== Instructions to follow ==
Word for word, copy out the data below, omitting pictures.

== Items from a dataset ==
--------

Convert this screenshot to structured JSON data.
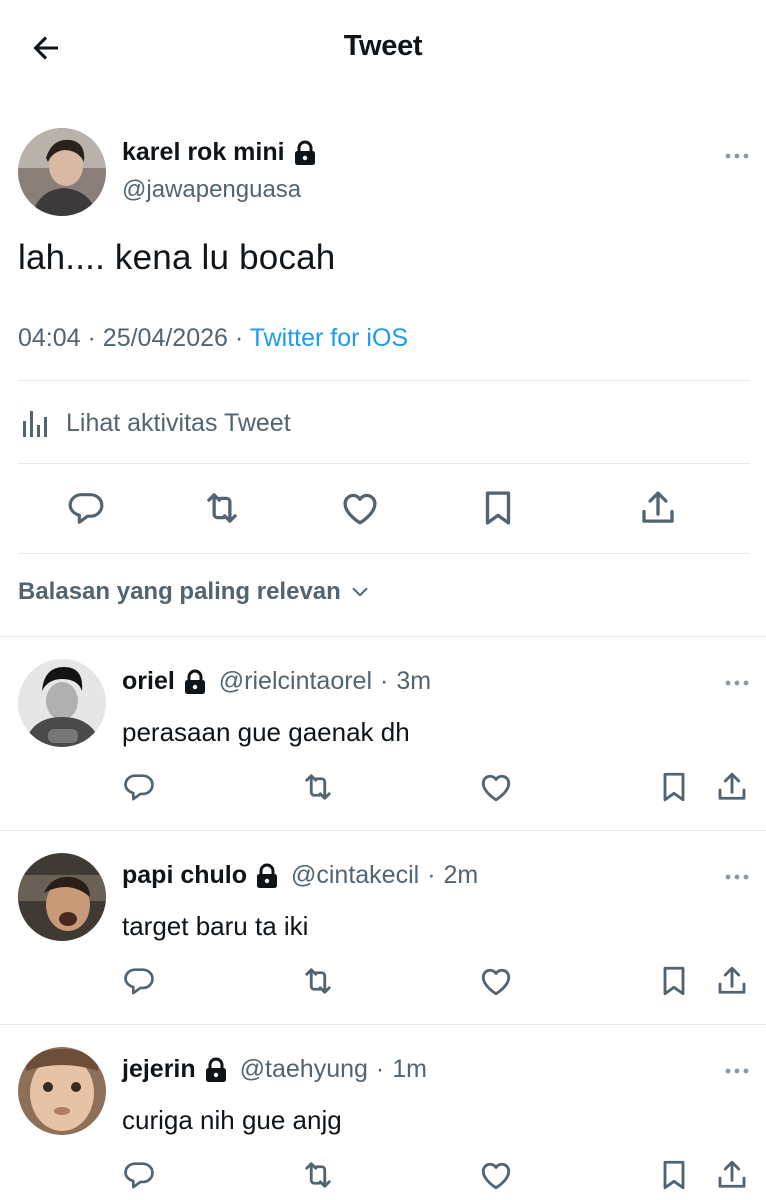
{
  "header": {
    "title": "Tweet",
    "back_icon": "arrow-left-icon"
  },
  "tweet": {
    "author_name": "karel rok mini",
    "author_handle": "@jawapenguasa",
    "text": "lah.... kena lu bocah",
    "time": "04:04",
    "date": "25/04/2026",
    "separator": "·",
    "source": "Twitter for iOS",
    "source_color": "#1d9bf0"
  },
  "activity": {
    "label": "Lihat aktivitas Tweet",
    "icon": "bar-chart-icon"
  },
  "actions": [
    "reply-icon",
    "retweet-icon",
    "like-icon",
    "bookmark-icon",
    "share-icon"
  ],
  "sort": {
    "label": "Balasan yang paling relevan"
  },
  "replies": [
    {
      "name": "oriel",
      "handle": "@rielcintaorel",
      "time": "3m",
      "text": "perasaan gue gaenak dh"
    },
    {
      "name": "papi chulo",
      "handle": "@cintakecil",
      "time": "2m",
      "text": "target baru ta iki"
    },
    {
      "name": "jejerin",
      "handle": "@taehyung",
      "time": "1m",
      "text": "curiga nih gue anjg"
    }
  ],
  "colors": {
    "text": "#0f1419",
    "secondary": "#536471",
    "divider": "#e6e9ec"
  }
}
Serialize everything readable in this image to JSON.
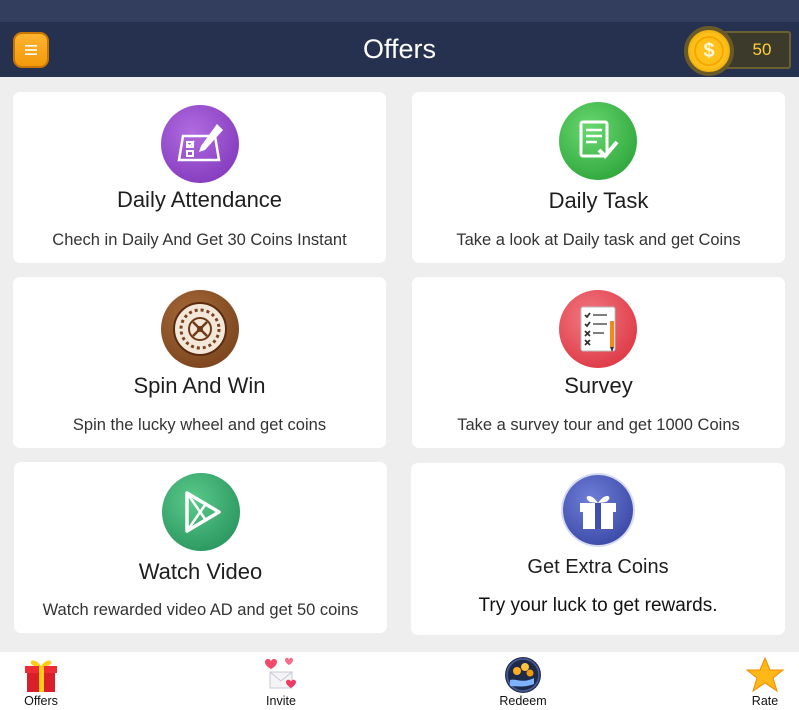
{
  "appbar": {
    "title": "Offers",
    "coins": "50",
    "coin_symbol": "$"
  },
  "offers": [
    {
      "title": "Daily Attendance",
      "description": "Chech in Daily And Get 30 Coins Instant",
      "icon": "attendance-icon",
      "color": "#8a3fc4"
    },
    {
      "title": "Daily Task",
      "description": "Take a look at Daily task and get Coins",
      "icon": "task-checklist-icon",
      "color": "#2eaa3c"
    },
    {
      "title": "Spin And Win",
      "description": "Spin the lucky wheel and get coins",
      "icon": "roulette-wheel-icon",
      "color": "#8b4f22"
    },
    {
      "title": "Survey",
      "description": "Take a survey tour and get 1000 Coins",
      "icon": "survey-clipboard-icon",
      "color": "#e23a45"
    },
    {
      "title": "Watch Video",
      "description": "Watch rewarded video AD and get 50 coins",
      "icon": "play-video-icon",
      "color": "#2e9a68"
    },
    {
      "title": "Get Extra Coins",
      "description": "Try your luck to get rewards.",
      "icon": "gift-icon",
      "color": "#3f4fb0"
    }
  ],
  "nav": [
    {
      "label": "Offers",
      "icon": "gift-box-icon"
    },
    {
      "label": "Invite",
      "icon": "invite-hearts-icon"
    },
    {
      "label": "Redeem",
      "icon": "redeem-coins-icon"
    },
    {
      "label": "Rate",
      "icon": "star-icon"
    }
  ]
}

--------

== Solved exercise ==
Convert this screenshot to structured JSON data.
{
  "header": {
    "title": "Tweet",
    "back_icon": "arrow-left-icon"
  },
  "tweet": {
    "author_name": "karel rok mini",
    "author_handle": "@jawapenguasa",
    "text": "lah.... kena lu bocah",
    "time": "04:04",
    "date": "25/04/2026",
    "separator": "·",
    "source": "Twitter for iOS",
    "source_color": "#1d9bf0"
  },
  "activity": {
    "label": "Lihat aktivitas Tweet",
    "icon": "bar-chart-icon"
  },
  "actions": [
    "reply-icon",
    "retweet-icon",
    "like-icon",
    "bookmark-icon",
    "share-icon"
  ],
  "sort": {
    "label": "Balasan yang paling relevan"
  },
  "replies": [
    {
      "name": "oriel",
      "handle": "@rielcintaorel",
      "time": "3m",
      "text": "perasaan gue gaenak dh"
    },
    {
      "name": "papi chulo",
      "handle": "@cintakecil",
      "time": "2m",
      "text": "target baru ta iki"
    },
    {
      "name": "jejerin",
      "handle": "@taehyung",
      "time": "1m",
      "text": "curiga nih gue anjg"
    }
  ],
  "colors": {
    "text": "#0f1419",
    "secondary": "#536471",
    "divider": "#e6e9ec"
  }
}
Serialize everything readable in this image to JSON.
{
  "appbar": {
    "title": "Offers",
    "coins": "50",
    "coin_symbol": "$"
  },
  "offers": [
    {
      "title": "Daily Attendance",
      "description": "Chech in Daily And Get 30 Coins Instant",
      "icon": "attendance-icon",
      "color": "#8a3fc4"
    },
    {
      "title": "Daily Task",
      "description": "Take a look at Daily task and get Coins",
      "icon": "task-checklist-icon",
      "color": "#2eaa3c"
    },
    {
      "title": "Spin And Win",
      "description": "Spin the lucky wheel and get coins",
      "icon": "roulette-wheel-icon",
      "color": "#8b4f22"
    },
    {
      "title": "Survey",
      "description": "Take a survey tour and get 1000 Coins",
      "icon": "survey-clipboard-icon",
      "color": "#e23a45"
    },
    {
      "title": "Watch Video",
      "description": "Watch rewarded video AD and get 50 coins",
      "icon": "play-video-icon",
      "color": "#2e9a68"
    },
    {
      "title": "Get Extra Coins",
      "description": "Try your luck to get rewards.",
      "icon": "gift-icon",
      "color": "#3f4fb0"
    }
  ],
  "nav": [
    {
      "label": "Offers",
      "icon": "gift-box-icon"
    },
    {
      "label": "Invite",
      "icon": "invite-hearts-icon"
    },
    {
      "label": "Redeem",
      "icon": "redeem-coins-icon"
    },
    {
      "label": "Rate",
      "icon": "star-icon"
    }
  ]
}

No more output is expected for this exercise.